By Noah Browning
RAMALLAH, West Bank (Reuters) - Palestinian Prime Minister Rami Hamdallah has offered his resignation to President Mahmoud Abbas just two weeks after taking office, an official in his press office told Reuters on Thursday.
It was not immediately clear whether Abbas would accept the resignation by Hamdallah, an academic and political independent whose cabinet convened for the first time last week.
The official told Reuters Hamdallah made the abrupt, unexpected move because of a "dispute over his powers".
A note on Hamdallah's Facebook page said his decision came after "outside interferences in his powers and duties".

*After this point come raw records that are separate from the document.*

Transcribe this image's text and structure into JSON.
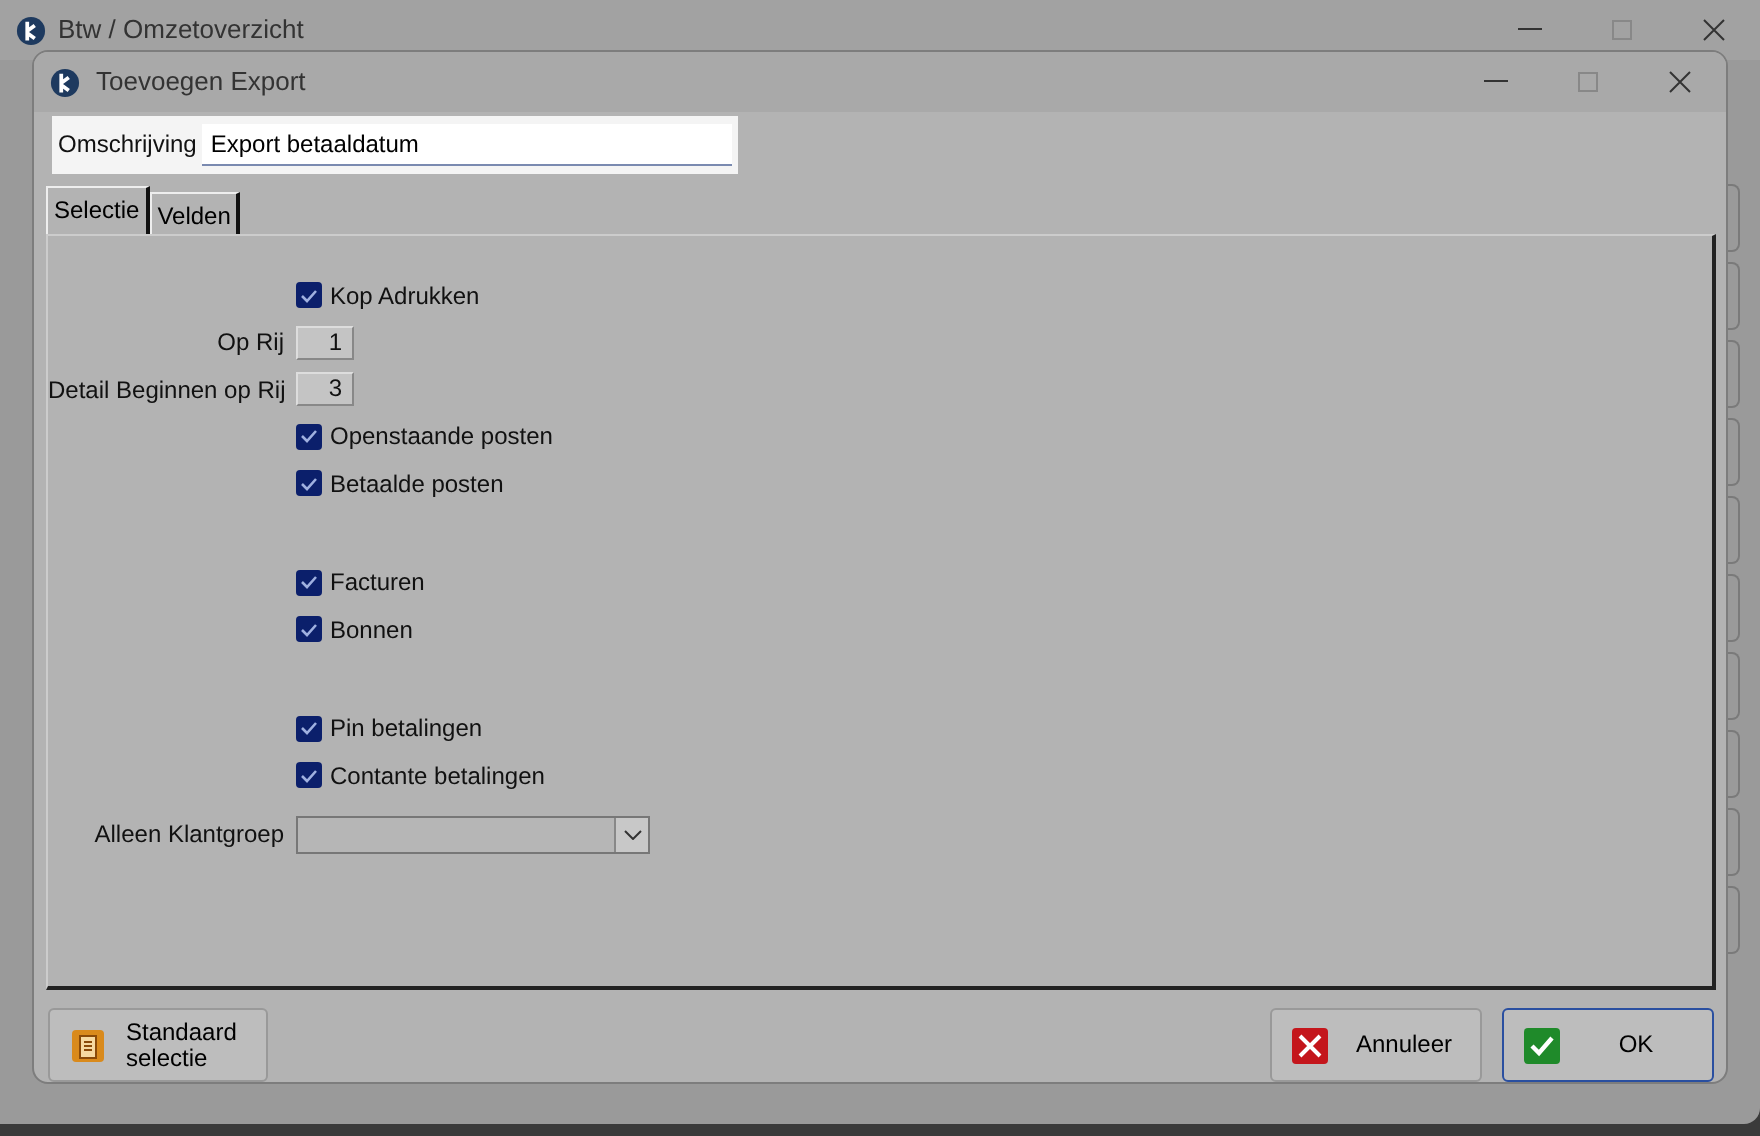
{
  "window": {
    "title": "Btw / Omzetoverzicht"
  },
  "dialog": {
    "title": "Toevoegen Export",
    "description": {
      "label": "Omschrijving",
      "value": "Export betaaldatum"
    },
    "tabs": [
      {
        "label": "Selectie",
        "selected": true
      },
      {
        "label": "Velden",
        "selected": false
      }
    ],
    "groups": [
      [
        {
          "kind": "checkbox",
          "label": "Kop Adrukken",
          "checked": true
        },
        {
          "kind": "number",
          "label": "Op Rij",
          "value": "1"
        },
        {
          "kind": "number",
          "label": "Detail Beginnen op Rij",
          "value": "3"
        },
        {
          "kind": "checkbox",
          "label": "Openstaande posten",
          "checked": true
        },
        {
          "kind": "checkbox",
          "label": "Betaalde posten",
          "checked": true
        }
      ],
      [
        {
          "kind": "checkbox",
          "label": "Facturen",
          "checked": true
        },
        {
          "kind": "checkbox",
          "label": "Bonnen",
          "checked": true
        }
      ],
      [
        {
          "kind": "checkbox",
          "label": "Pin betalingen",
          "checked": true
        },
        {
          "kind": "checkbox",
          "label": "Contante betalingen",
          "checked": true
        },
        {
          "kind": "select",
          "label": "Alleen Klantgroep"
        }
      ]
    ],
    "buttons": [
      {
        "kind": "standard",
        "label": "Standaard selectie"
      },
      {
        "kind": "cancel",
        "label": "Annuleer"
      },
      {
        "kind": "ok",
        "label": "OK"
      }
    ]
  }
}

His cabinet consists overwhelmingly of members of the Fatah faction led by Abbas and political commentators had immediately questioned how much leeway he would have to maneuver.
Hamdallah's predecessor, American-educated economist Salam Fayyad, resigned in April after six years in power defined by tough economic challenges and rivalries with Fatah politicians eager to control the levers of power.
Abbas chose Hamdallah while considering that Western countries who help keep the struggling West Bank government afloat with aid money were keen to see clean hands at the helm.
Corruption allegations have dogged Fatah and Palestinian government officials for years, and a successor who would meet donors' expectations would be difficult to find.
The timing is especially awkward, coming a week before Abbas is set to meet United States Secretary of State John Kerry as part of an American bid to revive stalled Israeli-Palestinian peace talks.
Foreign dignitaries had been streaming into Ramallah, the Palestinians' de facto capital in the Israeli-occupied West Bank, to meet the newly-minted prime minister and to back the peace drive.
In a meeting on Wednesday, European Union foreign policy chief Catherine Ashton told Hamdallah: "It has been my privilege to work with your predecessor and I am very much looking forward to working with you and as I said, I wish you every success."
Since a brief civil war in 2007 between the Western-backed secular Fatah party and the Islamist group Hamas, Palestinians have had no functioning parliament or national elections.
Abbas exercises limited self-rule in the Israeli-occupied West Bank while Hamas, which won 2006 legislative polls, has its own administration and prime minister in the Gaza Strip.
Attempts to cement a unity pact between the two parties have failed to take hold and ordinary Palestinians, enduring mounting living costs and unemployment, have grown disenchanted with bickering politicians.
Hamas spokesman Fawzi Barhoum said in a statement: "Hamdallah's resignation indicates that unilateral steps remain weak, are useless and do not resolve the internal Palestinian problem ... The solution is not in having many governments. It is in the implementing the reconciliation agreement."
(Additional reporting by Hamoudeh Hassan, Ali Sawafta and Nidal al-Mughrabi; editing by Andrew Roche)